In the end my time in Ladakh presented only a taste of a world I had also glimpsed in Zhongdian during my travels in China. I found this universe, culturally, geographically and politically different than any I knew, to be fascinating, much like the frustrating, amazing, gorgeous world I had also discovered further south. Some travelers I've met refer to I.N.D.I.A, as in "I'm Never Doing It Again." But I know I have only had a taste and that I want to return for a deeper experience.
The view from my guesthouse
Downtown Leh, with the ancient palace in the background
Yours truly, on the way to Pangong Lake (the sign says "Border Roads Organization Himank Welcomes On World Third Highest Pass, Chang La)
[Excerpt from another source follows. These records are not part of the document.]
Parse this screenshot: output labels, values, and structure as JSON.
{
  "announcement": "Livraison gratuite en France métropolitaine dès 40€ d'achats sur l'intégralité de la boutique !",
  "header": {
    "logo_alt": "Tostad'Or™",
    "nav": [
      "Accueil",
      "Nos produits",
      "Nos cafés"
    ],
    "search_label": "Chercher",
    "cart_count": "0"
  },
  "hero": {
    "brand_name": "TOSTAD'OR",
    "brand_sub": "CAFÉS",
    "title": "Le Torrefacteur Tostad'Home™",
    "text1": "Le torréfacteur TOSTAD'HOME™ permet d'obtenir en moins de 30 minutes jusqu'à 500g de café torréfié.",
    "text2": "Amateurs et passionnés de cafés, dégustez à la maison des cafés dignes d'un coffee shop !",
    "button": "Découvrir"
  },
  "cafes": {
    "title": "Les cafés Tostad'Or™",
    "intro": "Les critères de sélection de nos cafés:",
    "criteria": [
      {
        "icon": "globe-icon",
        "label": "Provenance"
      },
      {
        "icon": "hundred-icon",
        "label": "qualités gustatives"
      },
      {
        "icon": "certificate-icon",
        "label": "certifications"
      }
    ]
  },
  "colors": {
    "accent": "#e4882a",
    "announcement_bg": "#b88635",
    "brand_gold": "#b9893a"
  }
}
Pangong lake, one the most beautiful places I will ever go
Monks in class at Thiksey monastery
A stunning 3-story Buddha at Thiksey. He's sitting on the floor below.
*Of course, no trip to India is complete without a visit to the country´s international icon (or at least, so I felt.) So during my few days back in Delhi I boarded an early morning train and visited Agra. The city was dirty, but interesting, with a fascinating market quarter. The Red Fort palace complex was beautiful, even as I melted in heat that reached 48 degrees Celsius (almost 120 F!) My experience at the Taj Mahal was frustrating-- the list of items you cannot bring in include flashlights, iPods, books that are not guidebooks, any kind of food, and I had all of these things in my bag. Once I had resolved the matter of where to keep my bag, the enclosure itself was mobbed with people (I found out later it was the run up to an important festival.) But even debilitating heat, beauracracy, and crowds couldn´t dim the beauty of this building. As I remarked to Faith, and later to other friends around the world, the capacity of the human race to find infinite ways to make architectural beauty continues to stagger me. And stagger I did, back to the train, on to Delhi, and toward the international airport, where a 5 am flight awaited to take me to a cultural universe far, far from the Himalayas. I was bound for a month in the Middle East.